What to work on |
Return every line of the data below that includes the string "chevron".

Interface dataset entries
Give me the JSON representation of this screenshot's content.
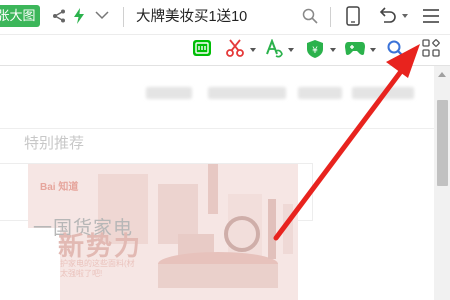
{
  "addressbar": {
    "green_button": "张大图",
    "address": "大牌美妆买1送10"
  },
  "page": {
    "special_title": "特别推荐",
    "banner": {
      "logo": "Bai 知道",
      "line1": "一国货家电",
      "line2": "新势力",
      "sub1": "护家电的这些面料(材",
      "sub2": "太强啦了吧!"
    }
  },
  "icons": [
    "share-icon",
    "bolt-icon",
    "chevron-down-icon",
    "search-icon",
    "phone-icon",
    "undo-icon",
    "menu-icon",
    "iqiyi-icon",
    "scissors-icon",
    "translate-icon",
    "shield-icon",
    "gamepad-icon",
    "search-icon",
    "apps-icon"
  ],
  "colors": {
    "accent_green": "#3cb65a",
    "arrow_red": "#e8231e",
    "scissors_red": "#e53a3a"
  }
}
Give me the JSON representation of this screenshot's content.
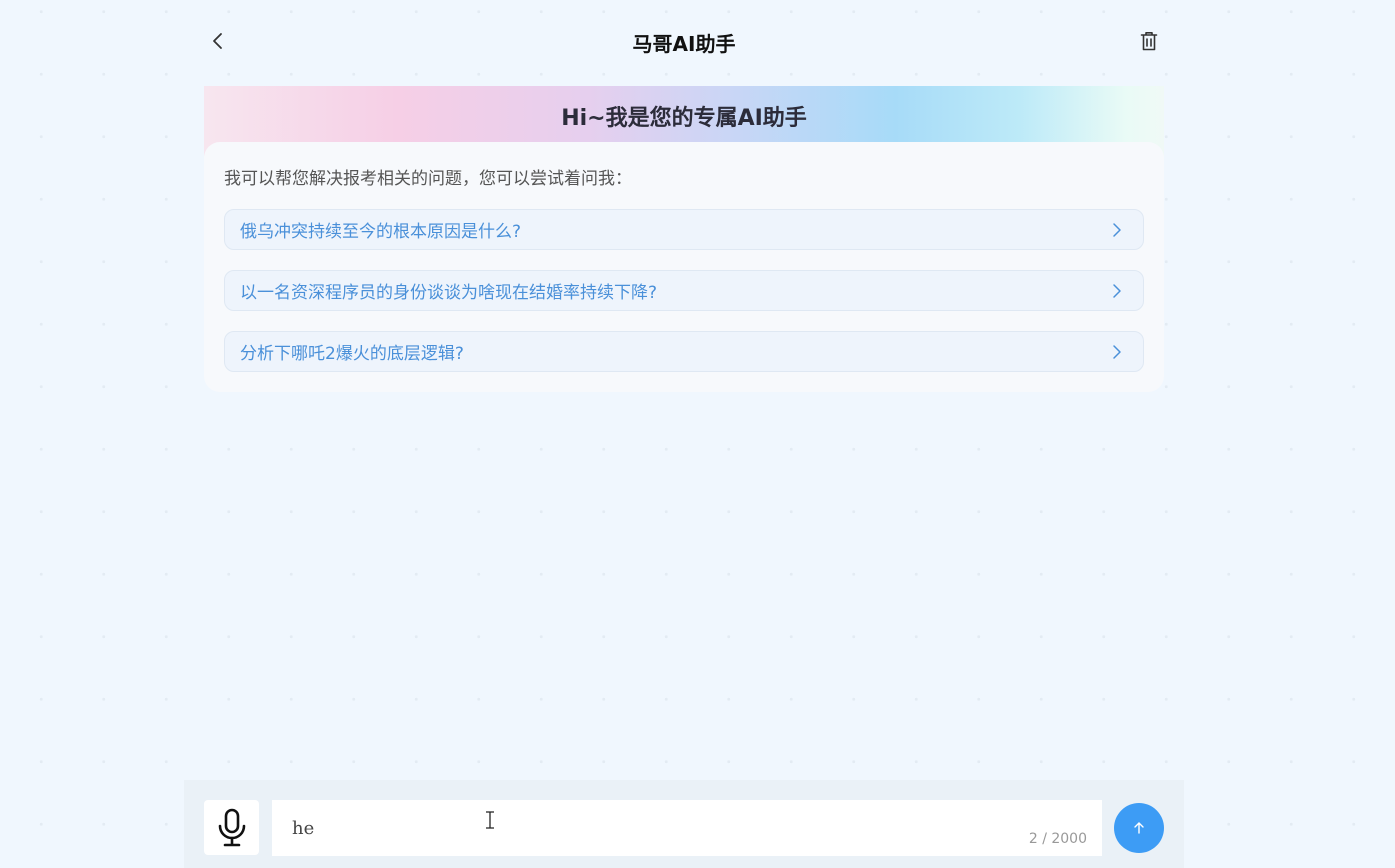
{
  "header": {
    "title": "马哥AI助手",
    "back_icon": "chevron-left-icon",
    "delete_icon": "trash-icon"
  },
  "welcome": {
    "banner_title": "Hi~我是您的专属AI助手",
    "intro": "我可以帮您解决报考相关的问题，您可以尝试着问我：",
    "suggestions": [
      {
        "label": "俄乌冲突持续至今的根本原因是什么?"
      },
      {
        "label": "以一名资深程序员的身份谈谈为啥现在结婚率持续下降?"
      },
      {
        "label": "分析下哪吒2爆火的底层逻辑?"
      }
    ]
  },
  "input": {
    "value": "he",
    "counter": "2 / 2000",
    "mic_icon": "microphone-icon",
    "send_icon": "arrow-up-icon"
  },
  "colors": {
    "background": "#f0f7fe",
    "accent": "#3d9cf5",
    "suggestion_text": "#4a90d9"
  }
}
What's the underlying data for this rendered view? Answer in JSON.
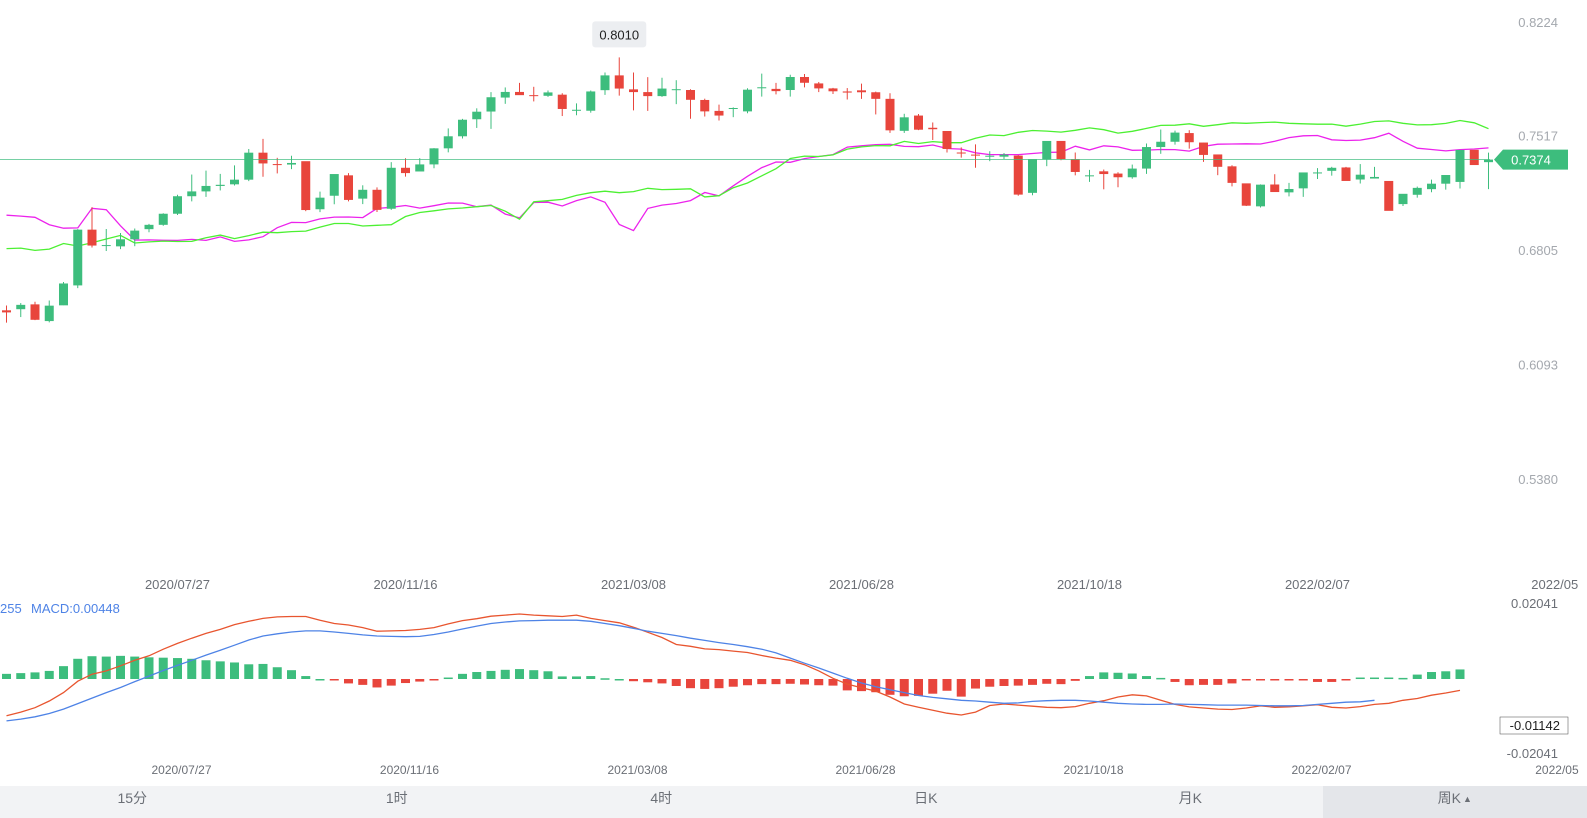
{
  "chart_data": [
    {
      "type": "candlestick",
      "title": "",
      "ylim": [
        0.538,
        0.8224
      ],
      "y_ticks": [
        "0.8224",
        "0.7517",
        "0.6805",
        "0.6093",
        "0.5380"
      ],
      "x_tick_labels": [
        "2020/07/27",
        "2020/11/16",
        "2021/03/08",
        "2021/06/28",
        "2021/10/18",
        "2022/02/07",
        "2022/05"
      ],
      "x_tick_index": [
        12,
        28,
        44,
        60,
        76,
        92,
        107
      ],
      "current_price": "0.7374",
      "max_label": "0.8010",
      "colors": {
        "up": "#3dbd7d",
        "down": "#e8453c",
        "upper_band": "#ec23ec",
        "lower_band": "#4cf032",
        "price_line": "#3dbd7d"
      },
      "candles": [
        [
          0.6436,
          0.6466,
          0.6423,
          0.6359
        ],
        [
          0.6443,
          0.6481,
          0.647,
          0.6394
        ],
        [
          0.6473,
          0.6489,
          0.6377,
          0.6375
        ],
        [
          0.6369,
          0.6497,
          0.6465,
          0.6361
        ],
        [
          0.6467,
          0.6612,
          0.6603,
          0.6468
        ],
        [
          0.6591,
          0.6941,
          0.6938,
          0.6574
        ],
        [
          0.6938,
          0.7078,
          0.6839,
          0.6827
        ],
        [
          0.684,
          0.6942,
          0.6842,
          0.6805
        ],
        [
          0.6834,
          0.6917,
          0.6878,
          0.6817
        ],
        [
          0.6878,
          0.6945,
          0.6932,
          0.6835
        ],
        [
          0.6941,
          0.6974,
          0.6968,
          0.6922
        ],
        [
          0.6968,
          0.704,
          0.7037,
          0.6962
        ],
        [
          0.7037,
          0.7155,
          0.7146,
          0.7029
        ],
        [
          0.7146,
          0.7281,
          0.7176,
          0.7114
        ],
        [
          0.7176,
          0.7305,
          0.721,
          0.7142
        ],
        [
          0.721,
          0.7285,
          0.7217,
          0.7182
        ],
        [
          0.722,
          0.7338,
          0.7249,
          0.7213
        ],
        [
          0.7249,
          0.744,
          0.7417,
          0.724
        ],
        [
          0.7417,
          0.7503,
          0.735,
          0.7267
        ],
        [
          0.7346,
          0.7385,
          0.7343,
          0.7288
        ],
        [
          0.7343,
          0.7398,
          0.7353,
          0.7315
        ],
        [
          0.7364,
          0.7343,
          0.706,
          0.7053
        ],
        [
          0.7065,
          0.7175,
          0.7137,
          0.7047
        ],
        [
          0.7149,
          0.728,
          0.7284,
          0.7096
        ],
        [
          0.7276,
          0.729,
          0.7123,
          0.7114
        ],
        [
          0.7131,
          0.7214,
          0.7186,
          0.7097
        ],
        [
          0.7186,
          0.7201,
          0.7061,
          0.7048
        ],
        [
          0.7068,
          0.7358,
          0.7323,
          0.7061
        ],
        [
          0.7323,
          0.7382,
          0.729,
          0.7268
        ],
        [
          0.73,
          0.7383,
          0.7344,
          0.731
        ],
        [
          0.7344,
          0.7445,
          0.7444,
          0.732
        ],
        [
          0.7444,
          0.7568,
          0.7519,
          0.7419
        ],
        [
          0.7519,
          0.7627,
          0.7622,
          0.7505
        ],
        [
          0.7625,
          0.7693,
          0.7672,
          0.7571
        ],
        [
          0.7673,
          0.7794,
          0.7762,
          0.7565
        ],
        [
          0.776,
          0.7823,
          0.7795,
          0.7721
        ],
        [
          0.7795,
          0.7851,
          0.7775,
          0.7777
        ],
        [
          0.7775,
          0.7827,
          0.7772,
          0.7736
        ],
        [
          0.7771,
          0.7804,
          0.7792,
          0.7764
        ],
        [
          0.7778,
          0.7787,
          0.7689,
          0.7645
        ],
        [
          0.7681,
          0.7724,
          0.7684,
          0.765
        ],
        [
          0.7678,
          0.7804,
          0.7798,
          0.7666
        ],
        [
          0.7806,
          0.7916,
          0.7898,
          0.7777
        ],
        [
          0.7898,
          0.801,
          0.7816,
          0.7772
        ],
        [
          0.7811,
          0.7916,
          0.7794,
          0.768
        ],
        [
          0.7794,
          0.7887,
          0.7769,
          0.7677
        ],
        [
          0.7769,
          0.7883,
          0.7816,
          0.7764
        ],
        [
          0.7809,
          0.7868,
          0.7812,
          0.7719
        ],
        [
          0.7807,
          0.7812,
          0.7746,
          0.7628
        ],
        [
          0.7745,
          0.7753,
          0.7674,
          0.7642
        ],
        [
          0.7677,
          0.7716,
          0.7648,
          0.7617
        ],
        [
          0.7692,
          0.7699,
          0.7695,
          0.7638
        ],
        [
          0.7674,
          0.7818,
          0.7809,
          0.7662
        ],
        [
          0.7818,
          0.7909,
          0.7824,
          0.7766
        ],
        [
          0.7814,
          0.7851,
          0.78,
          0.778
        ],
        [
          0.7807,
          0.7902,
          0.7888,
          0.7766
        ],
        [
          0.7888,
          0.7907,
          0.7852,
          0.7823
        ],
        [
          0.7848,
          0.7857,
          0.7817,
          0.7794
        ],
        [
          0.7817,
          0.782,
          0.7799,
          0.7782
        ],
        [
          0.7798,
          0.7819,
          0.7791,
          0.7748
        ],
        [
          0.7805,
          0.7847,
          0.7793,
          0.7752
        ],
        [
          0.7793,
          0.7797,
          0.7752,
          0.7655
        ],
        [
          0.7752,
          0.7787,
          0.7556,
          0.754
        ],
        [
          0.7553,
          0.7659,
          0.7637,
          0.754
        ],
        [
          0.7648,
          0.7658,
          0.756,
          0.7557
        ],
        [
          0.7572,
          0.7605,
          0.7563,
          0.7496
        ],
        [
          0.7552,
          0.7547,
          0.744,
          0.7418
        ],
        [
          0.7418,
          0.745,
          0.7416,
          0.7386
        ],
        [
          0.7405,
          0.7469,
          0.7402,
          0.7323
        ],
        [
          0.7394,
          0.7426,
          0.7398,
          0.7364
        ],
        [
          0.7392,
          0.7415,
          0.7405,
          0.7378
        ],
        [
          0.7399,
          0.7402,
          0.7156,
          0.7149
        ],
        [
          0.7167,
          0.7372,
          0.7377,
          0.7152
        ],
        [
          0.7376,
          0.7488,
          0.749,
          0.7333
        ],
        [
          0.749,
          0.7472,
          0.7377,
          0.737
        ],
        [
          0.7377,
          0.7418,
          0.7297,
          0.7276
        ],
        [
          0.7272,
          0.731,
          0.7276,
          0.7235
        ],
        [
          0.7301,
          0.7312,
          0.7284,
          0.7189
        ],
        [
          0.7287,
          0.7295,
          0.7264,
          0.7202
        ],
        [
          0.7264,
          0.7343,
          0.7318,
          0.7255
        ],
        [
          0.7318,
          0.7474,
          0.7452,
          0.7285
        ],
        [
          0.7452,
          0.7561,
          0.7485,
          0.741
        ],
        [
          0.7485,
          0.7554,
          0.7542,
          0.7467
        ],
        [
          0.7539,
          0.7557,
          0.7482,
          0.7442
        ],
        [
          0.748,
          0.7479,
          0.7403,
          0.736
        ],
        [
          0.7406,
          0.7398,
          0.7329,
          0.7277
        ],
        [
          0.7332,
          0.7339,
          0.7229,
          0.7207
        ],
        [
          0.7226,
          0.7217,
          0.7087,
          0.7085
        ],
        [
          0.7083,
          0.722,
          0.7218,
          0.7076
        ],
        [
          0.7219,
          0.7283,
          0.7172,
          0.7175
        ],
        [
          0.717,
          0.7229,
          0.7191,
          0.7145
        ],
        [
          0.7195,
          0.7253,
          0.7294,
          0.7142
        ],
        [
          0.7293,
          0.7321,
          0.7294,
          0.7253
        ],
        [
          0.7304,
          0.7329,
          0.7323,
          0.7274
        ],
        [
          0.7325,
          0.7329,
          0.7241,
          0.7246
        ],
        [
          0.725,
          0.7346,
          0.728,
          0.7225
        ],
        [
          0.7256,
          0.7329,
          0.7266,
          0.7257
        ],
        [
          0.7241,
          0.723,
          0.7055,
          0.7069
        ],
        [
          0.7097,
          0.7157,
          0.7161,
          0.7085
        ],
        [
          0.7155,
          0.7206,
          0.7198,
          0.7137
        ],
        [
          0.719,
          0.7249,
          0.7224,
          0.7171
        ],
        [
          0.7224,
          0.7277,
          0.7278,
          0.7187
        ],
        [
          0.7235,
          0.7422,
          0.7434,
          0.7194
        ],
        [
          0.7435,
          0.7372,
          0.734,
          0.7353
        ],
        [
          0.7358,
          0.7417,
          0.7374,
          0.719
        ]
      ],
      "upper_band": [
        0.7028,
        0.7022,
        0.7015,
        0.6969,
        0.6947,
        0.6949,
        0.7071,
        0.7062,
        0.6962,
        0.6873,
        0.6874,
        0.6872,
        0.6871,
        0.6877,
        0.6871,
        0.6893,
        0.6865,
        0.6874,
        0.6894,
        0.695,
        0.6983,
        0.6982,
        0.7005,
        0.7016,
        0.7017,
        0.7013,
        0.707,
        0.7077,
        0.7088,
        0.7072,
        0.7087,
        0.7104,
        0.7103,
        0.7081,
        0.7091,
        0.7035,
        0.7011,
        0.7107,
        0.7109,
        0.7085,
        0.7119,
        0.7142,
        0.7108,
        0.697,
        0.6932,
        0.707,
        0.7091,
        0.7101,
        0.7119,
        0.7169,
        0.7148,
        0.7211,
        0.727,
        0.7324,
        0.7359,
        0.7357,
        0.738,
        0.7393,
        0.7405,
        0.7452,
        0.746,
        0.7467,
        0.7469,
        0.7456,
        0.7454,
        0.7465,
        0.7443,
        0.7439,
        0.7416,
        0.7405,
        0.7405,
        0.7405,
        0.7412,
        0.7419,
        0.742,
        0.7457,
        0.7434,
        0.746,
        0.7453,
        0.7432,
        0.7433,
        0.7437,
        0.7436,
        0.7427,
        0.7456,
        0.747,
        0.7471,
        0.7472,
        0.7471,
        0.7488,
        0.7511,
        0.7522,
        0.7524,
        0.7497,
        0.7493,
        0.7495,
        0.751,
        0.7538,
        0.7488,
        0.7445,
        0.7437,
        0.7428,
        0.7436,
        0.744,
        0.7447
      ],
      "lower_band": [
        0.682,
        0.6823,
        0.6809,
        0.6817,
        0.6852,
        0.6836,
        0.6857,
        0.688,
        0.6902,
        0.6855,
        0.6862,
        0.6867,
        0.6864,
        0.6865,
        0.6888,
        0.6904,
        0.6882,
        0.6901,
        0.6922,
        0.6919,
        0.6926,
        0.6929,
        0.6954,
        0.6976,
        0.6976,
        0.6961,
        0.6965,
        0.6969,
        0.702,
        0.7045,
        0.7055,
        0.7067,
        0.7073,
        0.7081,
        0.7088,
        0.7053,
        0.7003,
        0.7111,
        0.7118,
        0.7126,
        0.7151,
        0.7168,
        0.7177,
        0.7168,
        0.7175,
        0.7195,
        0.7187,
        0.7189,
        0.7192,
        0.7142,
        0.7149,
        0.7199,
        0.7228,
        0.7273,
        0.7317,
        0.7381,
        0.7396,
        0.7393,
        0.7403,
        0.7439,
        0.7453,
        0.7461,
        0.746,
        0.7487,
        0.7474,
        0.7486,
        0.7479,
        0.7479,
        0.7507,
        0.7527,
        0.7523,
        0.7544,
        0.7555,
        0.7551,
        0.7545,
        0.7556,
        0.7571,
        0.756,
        0.7539,
        0.755,
        0.7568,
        0.7587,
        0.7588,
        0.7597,
        0.7581,
        0.7591,
        0.7603,
        0.76,
        0.7604,
        0.7607,
        0.76,
        0.7597,
        0.7594,
        0.7595,
        0.7582,
        0.7595,
        0.7611,
        0.7615,
        0.76,
        0.759,
        0.7591,
        0.7599,
        0.7617,
        0.7603,
        0.7566
      ]
    },
    {
      "type": "macd",
      "legend_prefix": "255",
      "legend_label": "MACD:0.00448",
      "ylim": [
        -0.02041,
        0.02041
      ],
      "y_ticks": [
        "0.02041",
        "-0.01142",
        "-0.02041"
      ],
      "x_tick_labels": [
        "2020/07/27",
        "2020/11/16",
        "2021/03/08",
        "2021/06/28",
        "2021/10/18",
        "2022/02/07",
        "2022/05"
      ],
      "x_tick_index": [
        12,
        28,
        44,
        60,
        76,
        92,
        107
      ],
      "colors": {
        "up": "#3dbd7d",
        "down": "#e8453c",
        "dif": "#e8552f",
        "dea": "#4e83e6"
      },
      "hist": [
        0.0014,
        0.0016,
        0.0018,
        0.0022,
        0.0035,
        0.0055,
        0.0062,
        0.0061,
        0.0063,
        0.0061,
        0.0059,
        0.0058,
        0.0057,
        0.0055,
        0.0051,
        0.0048,
        0.0045,
        0.004,
        0.0041,
        0.0032,
        0.0024,
        0.0008,
        0.0,
        -0.0002,
        -0.0012,
        -0.0016,
        -0.0023,
        -0.0018,
        -0.0011,
        -0.0007,
        -0.0002,
        0.0004,
        0.0014,
        0.0019,
        0.0022,
        0.0025,
        0.0027,
        0.0024,
        0.0021,
        0.0007,
        0.0007,
        0.0008,
        0.0002,
        0.0,
        -0.0006,
        -0.0009,
        -0.0012,
        -0.0019,
        -0.0025,
        -0.0027,
        -0.0025,
        -0.0021,
        -0.0017,
        -0.0014,
        -0.0014,
        -0.0013,
        -0.0015,
        -0.0017,
        -0.0018,
        -0.0031,
        -0.0033,
        -0.0036,
        -0.0043,
        -0.0047,
        -0.0046,
        -0.004,
        -0.0032,
        -0.0048,
        -0.0026,
        -0.0021,
        -0.0019,
        -0.0018,
        -0.0016,
        -0.0013,
        -0.0014,
        -0.0005,
        0.0008,
        0.0018,
        0.0017,
        0.0015,
        0.0008,
        0.0003,
        -0.0008,
        -0.0017,
        -0.0016,
        -0.0016,
        -0.0012,
        -0.0003,
        -0.0003,
        -0.0003,
        -0.0003,
        -0.0003,
        -0.0008,
        -0.0008,
        -0.0004,
        0.0004,
        0.0004,
        0.0004,
        0.0003,
        0.0012,
        0.0019,
        0.0021,
        0.0026
      ],
      "dif": [
        -0.01,
        -0.009,
        -0.0078,
        -0.006,
        -0.0037,
        -0.0006,
        0.0013,
        0.0022,
        0.0036,
        0.0051,
        0.0063,
        0.0081,
        0.0097,
        0.0111,
        0.0124,
        0.0135,
        0.0148,
        0.0157,
        0.0165,
        0.0169,
        0.017,
        0.017,
        0.016,
        0.0151,
        0.0147,
        0.014,
        0.013,
        0.0131,
        0.0132,
        0.0135,
        0.014,
        0.015,
        0.0159,
        0.0164,
        0.0171,
        0.0174,
        0.0177,
        0.0174,
        0.0172,
        0.017,
        0.0174,
        0.0165,
        0.0159,
        0.0153,
        0.0141,
        0.0127,
        0.0113,
        0.0094,
        0.0089,
        0.0082,
        0.008,
        0.0076,
        0.0072,
        0.0064,
        0.0057,
        0.0051,
        0.0039,
        0.0022,
        0.0002,
        -0.0014,
        -0.0024,
        -0.0033,
        -0.0049,
        -0.0068,
        -0.0077,
        -0.0085,
        -0.0093,
        -0.0098,
        -0.009,
        -0.0072,
        -0.0068,
        -0.0071,
        -0.0074,
        -0.0077,
        -0.0078,
        -0.0075,
        -0.0066,
        -0.0059,
        -0.0049,
        -0.0043,
        -0.0046,
        -0.0058,
        -0.0069,
        -0.0076,
        -0.0079,
        -0.0082,
        -0.0083,
        -0.0079,
        -0.0073,
        -0.0077,
        -0.0076,
        -0.0073,
        -0.007,
        -0.0077,
        -0.0079,
        -0.0075,
        -0.0069,
        -0.0066,
        -0.0058,
        -0.0053,
        -0.0044,
        -0.0038,
        -0.0031
      ],
      "dea": [
        -0.0114,
        -0.0109,
        -0.0103,
        -0.0094,
        -0.0082,
        -0.0067,
        -0.0052,
        -0.0037,
        -0.0023,
        -0.0007,
        0.0008,
        0.0023,
        0.0037,
        0.0051,
        0.0065,
        0.0078,
        0.0092,
        0.0106,
        0.0117,
        0.0123,
        0.0128,
        0.0131,
        0.0131,
        0.0128,
        0.0124,
        0.012,
        0.0117,
        0.0116,
        0.0115,
        0.0116,
        0.0121,
        0.0128,
        0.0136,
        0.0144,
        0.0151,
        0.0155,
        0.0158,
        0.0159,
        0.016,
        0.016,
        0.016,
        0.0157,
        0.0151,
        0.0145,
        0.0138,
        0.013,
        0.0124,
        0.0118,
        0.0111,
        0.0105,
        0.0099,
        0.0094,
        0.0088,
        0.0081,
        0.0071,
        0.0057,
        0.0043,
        0.003,
        0.0016,
        0.0002,
        -0.0011,
        -0.0021,
        -0.0029,
        -0.0037,
        -0.0045,
        -0.005,
        -0.0054,
        -0.0058,
        -0.006,
        -0.0063,
        -0.0066,
        -0.0065,
        -0.0061,
        -0.0059,
        -0.0058,
        -0.0058,
        -0.006,
        -0.0063,
        -0.0066,
        -0.0068,
        -0.0069,
        -0.0069,
        -0.0068,
        -0.0069,
        -0.007,
        -0.0071,
        -0.0071,
        -0.0071,
        -0.0072,
        -0.0073,
        -0.0073,
        -0.0072,
        -0.0069,
        -0.0066,
        -0.0063,
        -0.0062,
        -0.0058
      ]
    }
  ],
  "period_tabs": [
    {
      "label": "15分",
      "active": false
    },
    {
      "label": "1时",
      "active": false
    },
    {
      "label": "4时",
      "active": false
    },
    {
      "label": "日K",
      "active": false
    },
    {
      "label": "月K",
      "active": false
    },
    {
      "label": "周K",
      "active": true,
      "caret": "▲"
    }
  ]
}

Completed task |
    "chevron-down-icon",
    "back_icon": "chevron-left-icon",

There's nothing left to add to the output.